The official name of the Netherlands is the Kingdom of the Netherlands. It is often referred to as Holland due to its two largest provinces being named North Holland and South Holland. Even the countries official website is Holland.com. Referring to the Netherlands as Holland is similar to referring to France as Paris.
In the late 18th century, the French conquered the area we now know as the Netherlands and called it Batavia. There was an area inside Batavia called Holland that was the center of the region’s economy and wealth, and people began referring to the entire country as Holland, not just the Holland area.
Now let’s discuss why people that live in the Netherlands are referred to as being Dutch. In Old English, the word “dutch” loosely translates to “people or country.” This is the same reason why Germany is called Deutschland in German.
Hundreds of years ago, English-speaking people used the word “Dutch” to describe people from the modern day Germany and Netherlands areas. The phrase “High Dutch” was used to refer to people living in the mountainous German areas and “Low Dutch” to refer to people living in the Netherlands flatland areas. More specifically, “Netherlands” was used to describe people from the low-lying (nether) region (land).
- The Dutch eat more licorice than any other country in the world.
- Amsterdam is entirely built on wooden poles nearly 30 feet deep.

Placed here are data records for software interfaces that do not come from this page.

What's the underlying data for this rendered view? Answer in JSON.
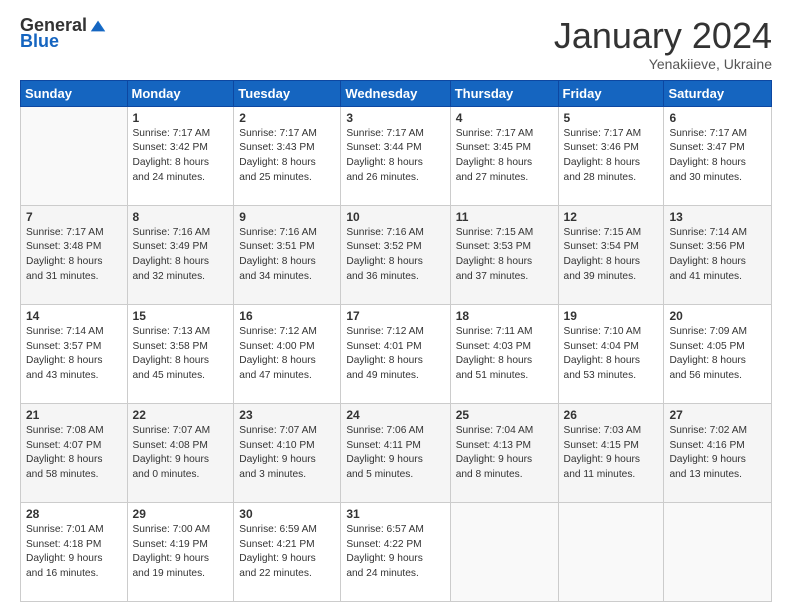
{
  "header": {
    "logo_general": "General",
    "logo_blue": "Blue",
    "title": "January 2024",
    "subtitle": "Yenakiieve, Ukraine"
  },
  "days_of_week": [
    "Sunday",
    "Monday",
    "Tuesday",
    "Wednesday",
    "Thursday",
    "Friday",
    "Saturday"
  ],
  "weeks": [
    [
      {
        "day": "",
        "info": ""
      },
      {
        "day": "1",
        "info": "Sunrise: 7:17 AM\nSunset: 3:42 PM\nDaylight: 8 hours\nand 24 minutes."
      },
      {
        "day": "2",
        "info": "Sunrise: 7:17 AM\nSunset: 3:43 PM\nDaylight: 8 hours\nand 25 minutes."
      },
      {
        "day": "3",
        "info": "Sunrise: 7:17 AM\nSunset: 3:44 PM\nDaylight: 8 hours\nand 26 minutes."
      },
      {
        "day": "4",
        "info": "Sunrise: 7:17 AM\nSunset: 3:45 PM\nDaylight: 8 hours\nand 27 minutes."
      },
      {
        "day": "5",
        "info": "Sunrise: 7:17 AM\nSunset: 3:46 PM\nDaylight: 8 hours\nand 28 minutes."
      },
      {
        "day": "6",
        "info": "Sunrise: 7:17 AM\nSunset: 3:47 PM\nDaylight: 8 hours\nand 30 minutes."
      }
    ],
    [
      {
        "day": "7",
        "info": "Sunrise: 7:17 AM\nSunset: 3:48 PM\nDaylight: 8 hours\nand 31 minutes."
      },
      {
        "day": "8",
        "info": "Sunrise: 7:16 AM\nSunset: 3:49 PM\nDaylight: 8 hours\nand 32 minutes."
      },
      {
        "day": "9",
        "info": "Sunrise: 7:16 AM\nSunset: 3:51 PM\nDaylight: 8 hours\nand 34 minutes."
      },
      {
        "day": "10",
        "info": "Sunrise: 7:16 AM\nSunset: 3:52 PM\nDaylight: 8 hours\nand 36 minutes."
      },
      {
        "day": "11",
        "info": "Sunrise: 7:15 AM\nSunset: 3:53 PM\nDaylight: 8 hours\nand 37 minutes."
      },
      {
        "day": "12",
        "info": "Sunrise: 7:15 AM\nSunset: 3:54 PM\nDaylight: 8 hours\nand 39 minutes."
      },
      {
        "day": "13",
        "info": "Sunrise: 7:14 AM\nSunset: 3:56 PM\nDaylight: 8 hours\nand 41 minutes."
      }
    ],
    [
      {
        "day": "14",
        "info": "Sunrise: 7:14 AM\nSunset: 3:57 PM\nDaylight: 8 hours\nand 43 minutes."
      },
      {
        "day": "15",
        "info": "Sunrise: 7:13 AM\nSunset: 3:58 PM\nDaylight: 8 hours\nand 45 minutes."
      },
      {
        "day": "16",
        "info": "Sunrise: 7:12 AM\nSunset: 4:00 PM\nDaylight: 8 hours\nand 47 minutes."
      },
      {
        "day": "17",
        "info": "Sunrise: 7:12 AM\nSunset: 4:01 PM\nDaylight: 8 hours\nand 49 minutes."
      },
      {
        "day": "18",
        "info": "Sunrise: 7:11 AM\nSunset: 4:03 PM\nDaylight: 8 hours\nand 51 minutes."
      },
      {
        "day": "19",
        "info": "Sunrise: 7:10 AM\nSunset: 4:04 PM\nDaylight: 8 hours\nand 53 minutes."
      },
      {
        "day": "20",
        "info": "Sunrise: 7:09 AM\nSunset: 4:05 PM\nDaylight: 8 hours\nand 56 minutes."
      }
    ],
    [
      {
        "day": "21",
        "info": "Sunrise: 7:08 AM\nSunset: 4:07 PM\nDaylight: 8 hours\nand 58 minutes."
      },
      {
        "day": "22",
        "info": "Sunrise: 7:07 AM\nSunset: 4:08 PM\nDaylight: 9 hours\nand 0 minutes."
      },
      {
        "day": "23",
        "info": "Sunrise: 7:07 AM\nSunset: 4:10 PM\nDaylight: 9 hours\nand 3 minutes."
      },
      {
        "day": "24",
        "info": "Sunrise: 7:06 AM\nSunset: 4:11 PM\nDaylight: 9 hours\nand 5 minutes."
      },
      {
        "day": "25",
        "info": "Sunrise: 7:04 AM\nSunset: 4:13 PM\nDaylight: 9 hours\nand 8 minutes."
      },
      {
        "day": "26",
        "info": "Sunrise: 7:03 AM\nSunset: 4:15 PM\nDaylight: 9 hours\nand 11 minutes."
      },
      {
        "day": "27",
        "info": "Sunrise: 7:02 AM\nSunset: 4:16 PM\nDaylight: 9 hours\nand 13 minutes."
      }
    ],
    [
      {
        "day": "28",
        "info": "Sunrise: 7:01 AM\nSunset: 4:18 PM\nDaylight: 9 hours\nand 16 minutes."
      },
      {
        "day": "29",
        "info": "Sunrise: 7:00 AM\nSunset: 4:19 PM\nDaylight: 9 hours\nand 19 minutes."
      },
      {
        "day": "30",
        "info": "Sunrise: 6:59 AM\nSunset: 4:21 PM\nDaylight: 9 hours\nand 22 minutes."
      },
      {
        "day": "31",
        "info": "Sunrise: 6:57 AM\nSunset: 4:22 PM\nDaylight: 9 hours\nand 24 minutes."
      },
      {
        "day": "",
        "info": ""
      },
      {
        "day": "",
        "info": ""
      },
      {
        "day": "",
        "info": ""
      }
    ]
  ]
}
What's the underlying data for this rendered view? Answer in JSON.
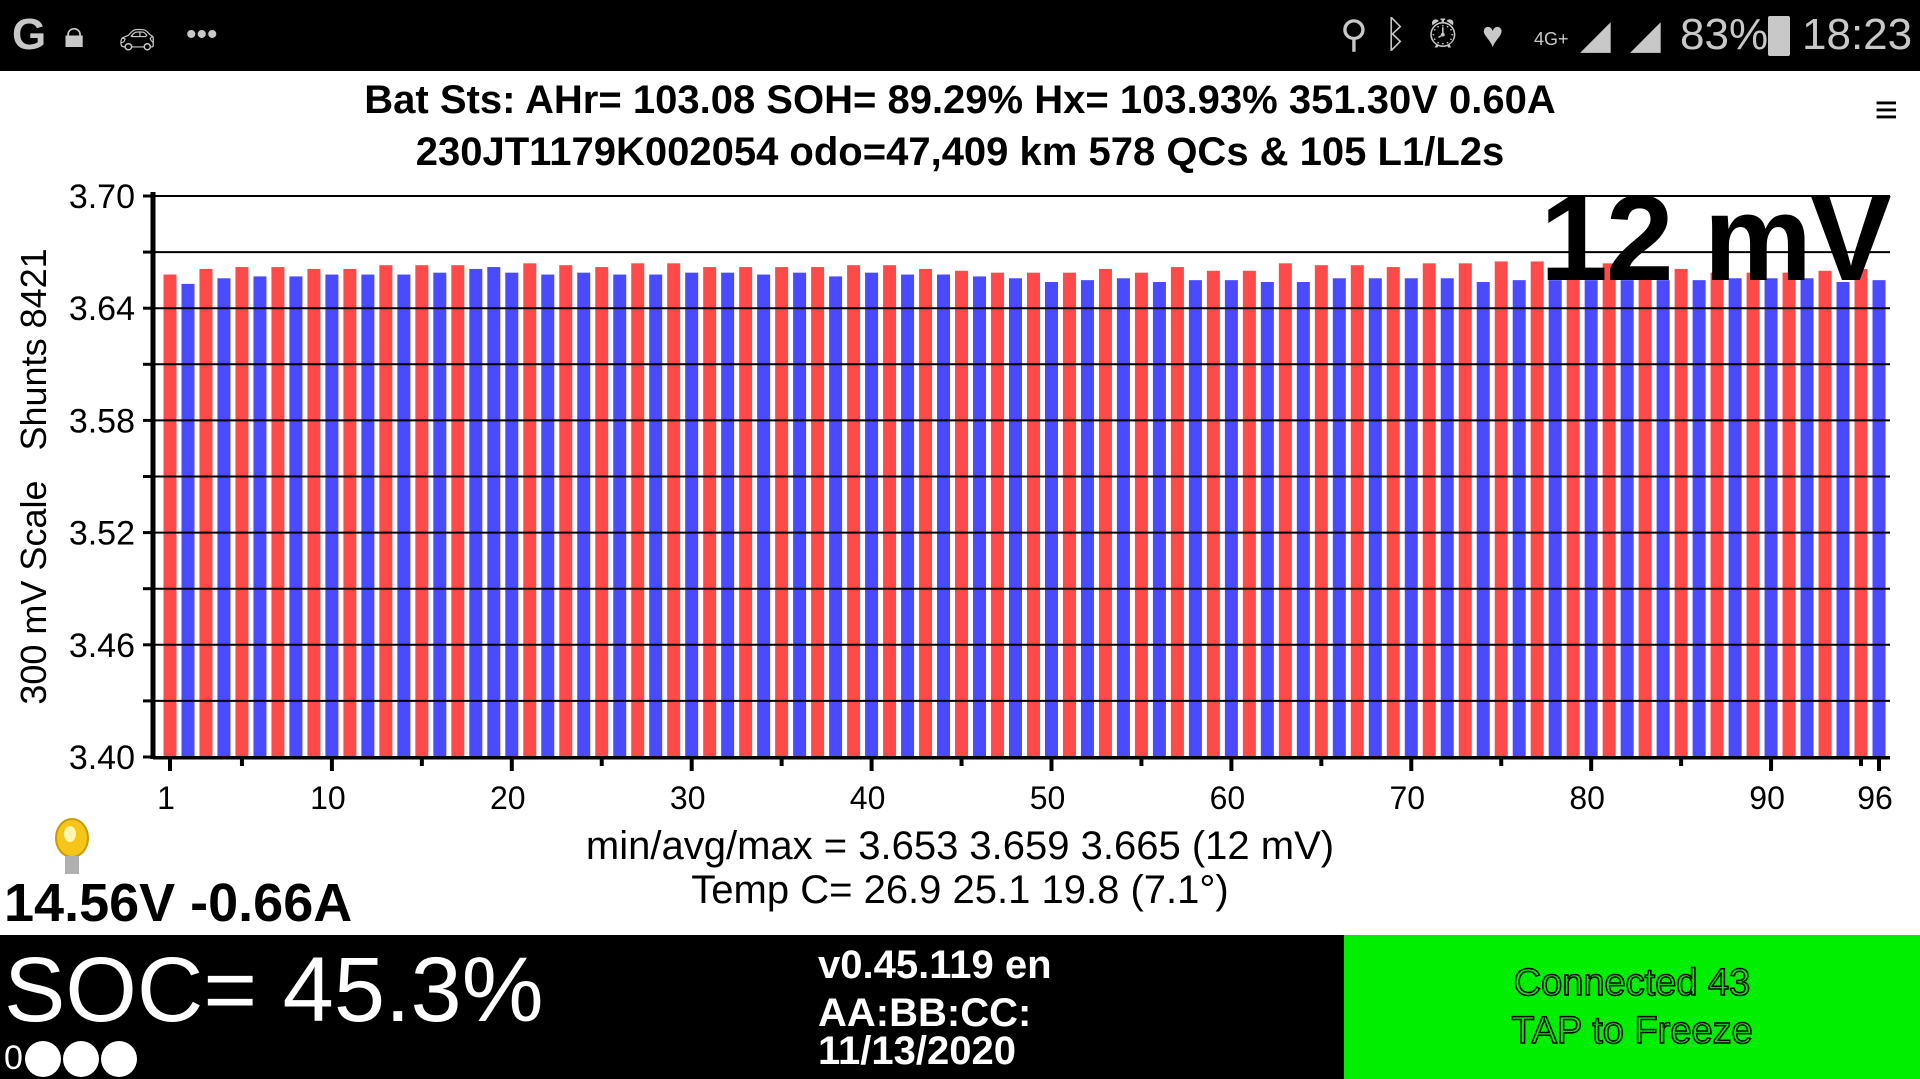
{
  "status_bar": {
    "left_icons": [
      "google-icon",
      "lock-icon",
      "car-icon",
      "more-dots-icon"
    ],
    "right_icons": [
      "location-icon",
      "bluetooth-icon",
      "alarm-icon",
      "heart-icon",
      "4g-plus-icon",
      "wifi-signal-icon",
      "cell-signal-icon"
    ],
    "network": "4G+",
    "battery": "83%",
    "time": "18:23"
  },
  "header": {
    "line1": "Bat Sts:  AHr= 103.08  SOH= 89.29%   Hx= 103.93%   351.30V 0.60A",
    "line2": "230JT1179K002054 odo=47,409 km  578 QCs & 105 L1/L2s",
    "menu_icon": "≡"
  },
  "spread_label": "12 mV",
  "chart_data": {
    "type": "bar",
    "ylabel": "300 mV Scale   Shunts 8421",
    "ylim": [
      3.4,
      3.7
    ],
    "yticks": [
      "3.70",
      "3.64",
      "3.58",
      "3.52",
      "3.46",
      "3.40"
    ],
    "xticks": [
      "1",
      "10",
      "20",
      "30",
      "40",
      "50",
      "60",
      "70",
      "80",
      "90",
      "96"
    ],
    "grid": true,
    "colors": {
      "r": "#ff4a4a",
      "b": "#4a4aff"
    },
    "values": [
      3.658,
      3.653,
      3.661,
      3.656,
      3.662,
      3.657,
      3.662,
      3.657,
      3.661,
      3.658,
      3.661,
      3.658,
      3.663,
      3.658,
      3.663,
      3.659,
      3.663,
      3.661,
      3.662,
      3.659,
      3.664,
      3.658,
      3.663,
      3.659,
      3.662,
      3.658,
      3.664,
      3.658,
      3.664,
      3.659,
      3.662,
      3.659,
      3.662,
      3.658,
      3.662,
      3.659,
      3.662,
      3.657,
      3.663,
      3.659,
      3.663,
      3.658,
      3.661,
      3.658,
      3.66,
      3.657,
      3.659,
      3.656,
      3.659,
      3.654,
      3.659,
      3.655,
      3.661,
      3.656,
      3.659,
      3.654,
      3.662,
      3.655,
      3.66,
      3.655,
      3.66,
      3.654,
      3.664,
      3.654,
      3.663,
      3.656,
      3.663,
      3.656,
      3.662,
      3.656,
      3.664,
      3.656,
      3.664,
      3.654,
      3.665,
      3.655,
      3.665,
      3.655,
      3.659,
      3.655,
      3.664,
      3.655,
      3.658,
      3.655,
      3.661,
      3.655,
      3.659,
      3.656,
      3.659,
      3.656,
      3.659,
      3.656,
      3.66,
      3.654,
      3.661,
      3.655
    ],
    "bar_colors": [
      "r",
      "b",
      "r",
      "b",
      "r",
      "b",
      "r",
      "b",
      "r",
      "b",
      "r",
      "b",
      "r",
      "b",
      "r",
      "b",
      "r",
      "b",
      "b",
      "b",
      "r",
      "b",
      "r",
      "b",
      "r",
      "b",
      "r",
      "b",
      "r",
      "b",
      "r",
      "b",
      "r",
      "b",
      "r",
      "b",
      "r",
      "b",
      "r",
      "b",
      "r",
      "b",
      "r",
      "b",
      "r",
      "b",
      "r",
      "b",
      "r",
      "b",
      "r",
      "b",
      "r",
      "b",
      "r",
      "b",
      "r",
      "b",
      "r",
      "b",
      "r",
      "b",
      "r",
      "b",
      "r",
      "b",
      "r",
      "b",
      "r",
      "b",
      "r",
      "b",
      "r",
      "b",
      "r",
      "b",
      "r",
      "b",
      "r",
      "b",
      "r",
      "b",
      "r",
      "b",
      "r",
      "b",
      "r",
      "b",
      "r",
      "b",
      "r",
      "b",
      "r",
      "b",
      "r",
      "b"
    ]
  },
  "stats": {
    "minavgmax": "min/avg/max = 3.653 3.659 3.665  (12 mV)",
    "temp": "Temp C= 26.9  25.1  19.8  (7.1°)"
  },
  "aux_battery": "14.56V -0.66A",
  "soc": "SOC= 45.3%",
  "soc_dots_label": "0",
  "version": {
    "line1": "v0.45.119 en",
    "line2": "AA:BB:CC:",
    "line3": "11/13/2020"
  },
  "connection": {
    "line1": "Connected 43",
    "line2": "TAP to Freeze",
    "color": "#00ef00"
  }
}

- 75% of the world’s flower bulbs originate in the Netherlands.
- The microscope was invented in the Netherlands.